When I first started Iron Chef America, it was more intense for those first one or two episodes. But after that, you start to get used to it. And I would say, working in the kitchen, there’s more pressure. I just feel your name’s on the menu. There’s more pressure trying to please people everyday. Iron Chef America has this pressure for an hour but then it’s over when it’s over. But the kitchen life, it never ends. It’s 24/7.
What’s the one difference you see in West Coast versus East Coast dining?
There’s more of a sense of locality in the West Coast. On the East Coast, everyone cooks seasonally, sure, but they’re getting produce from Florida, the Midwest, and California. Here, people are truer to what’s super, uber local and seasonal, which is natural, since it’s more available.
How would you define your own personal style in the kitchen?
You know I’ve been asked this question my entire career. I would say technique-driven but never taking it too seriously.
Meaning…you allow yourself to have some creativity as you’re cooking, vs. following specific recipes?
Yeah, exactly. Yeah, I would say we don’t cook within our box. We just kind of do what we do for fun at the moment.
How do you feel that translates to the menu now at Salt Wood?

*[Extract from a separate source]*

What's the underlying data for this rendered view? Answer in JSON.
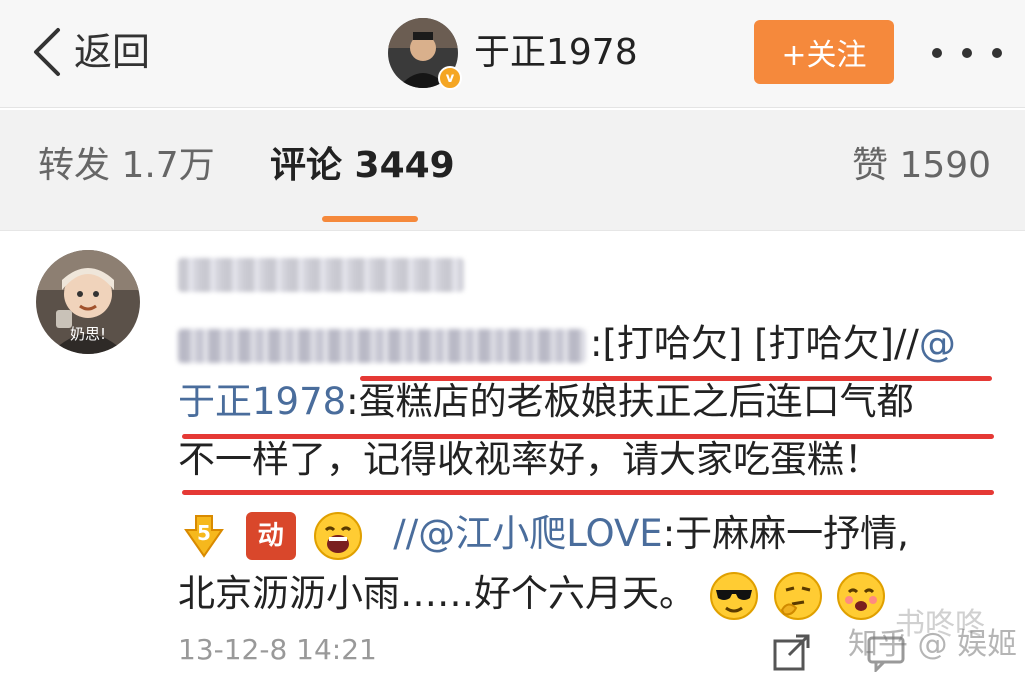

You know, menus are an evolution, as far as what my personal preferences are and what I like to have fun with. I also know what our guests are willing to try and to accept. At Salt Wood we’re at a better spot than we were two months ago, because I have a better understanding of what our clientele wants.
You’re kind of doing it the way a business or marketer would: looking at what your audience needs and wants.
Yeah, it’s half me and dreaming of what I want to do, and the other half is being considerate of what our guests want to eat. I think we’re finding a happy medium right now.
What are your favorite, locally sourced ingredients that you’d didn’t use so much on the East Coast?
I would definitely say, in the fall, any type of mushrooms that grow around here, for sure. We get super local porcinis and chanterelles, and you don’t really see those too much on the East Coast.
What are you other favorite restaurants in the Monterey area and why?
I’d say The Sur House and Ebb & Tonic, because those are my old stomping grounds. I’m also a fan of Jeninni Kitchen in Pacific Grove. It’s Spanish-influenced cuisine, and they do a good job of execution. I also like Ferdi’s in my neighborhood for the muffaletta, and The Bench in Pebble Beach.
What’s your favorite part about living in Monterey Bay region?
I enjoy the weather. It’s never too hot and it’s never too cold. It’s always the perfect temperature for hiking and running.
Planning a visit to the shores of Monterey Bay? Experience the region like a local, following our insider recommendations on the Sanctuary Beach Resort blog!